- Creation of mechanisms to guarantee equal access of candidates (men and women, independently from their position on the list of candidates) to public funds during the electoral campaign.
- Creation of internal policies that guarantee gender equality and equal access to resources, especially during electoral campaigns.
With the goal of representing the political interests of voters by candidates who live in the relevant constituency, we suggest to electoral subjects to include in the lists of candidates for mayors, part of the Municipality, before running. The same recommendation applies to candidates for municipal counselors, who should reflect in the CEC’s online database their current place of residence.
In order to ensure functional and accountable democracy, the inclusion of different age groups in electoral processes remains a challenging goal. Political parties should create a more open and competitive environment for youth, sympathizers of electoral subjects, in order to increase the confidence of young voters and harmonize political programs with the expectations and visions of youth.
One aspect of special significance is guaranteeing accountability and transparency and the implementation of regulations and mechanisms for informing and monitoring that guarantee transparency and accountability in the management of political finances, as well as assuring and disseminating inclusive information on candidates and the public on the use and dissemination of public financing during electoral campaigns.
Partner signatory organizations (listed alphabetically):
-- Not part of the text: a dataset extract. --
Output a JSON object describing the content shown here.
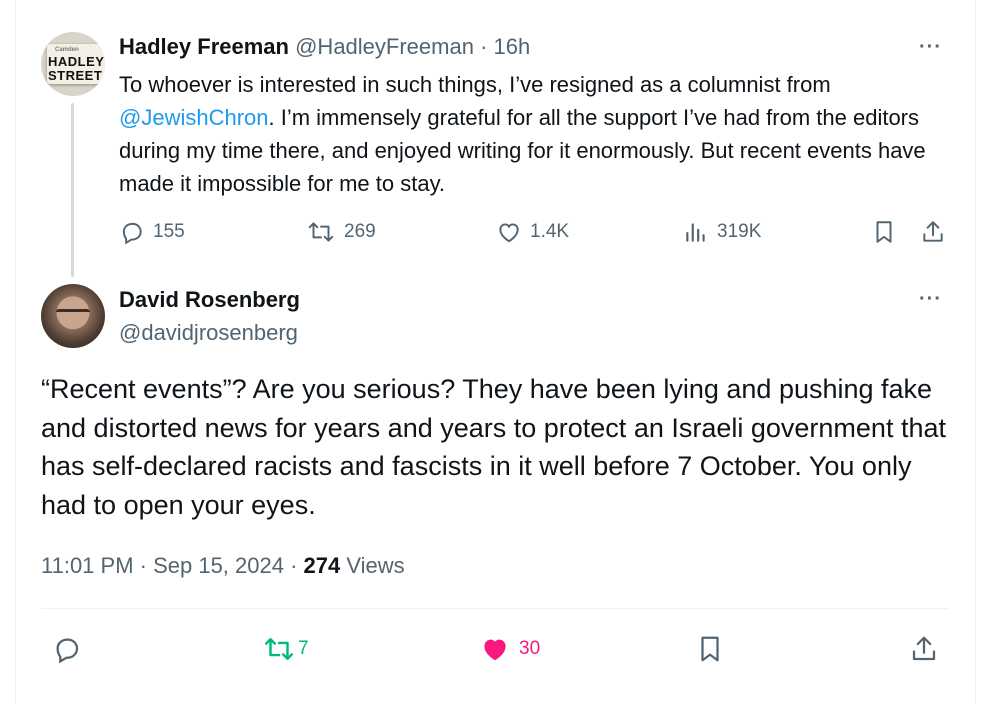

- Academy of Political Studies (APS)
- Institute of Political Studies (IPS)
- Albanian Helsinki Committee (AHC)
- Civic Resistance
- Women’s Network “Equality in Decision-making”
 Decision no. 28/21 of the Constitutional Court to invalidate paragraph 3 of article 163 of the Electoral Code, as incompatible with the Constitution in envisaging the manner of calculation of votes receiving a number of preferential votes higher than the coefficient deriving from the division of the number of votes for the subject with the number of mandates won by the subject, according to article 162 of this Code. Decision no. 31/21 to invalidate, as incompatible with the Constitution, of the second sentence of paragraph 1 of artic le 162 of the Electoral Code, amended, in the part equating candidates proposed by the voteers to candidates proposed by political parties or coalition of political parties.
 “Guidelines on Elections” (CDL-AD (2002) 13)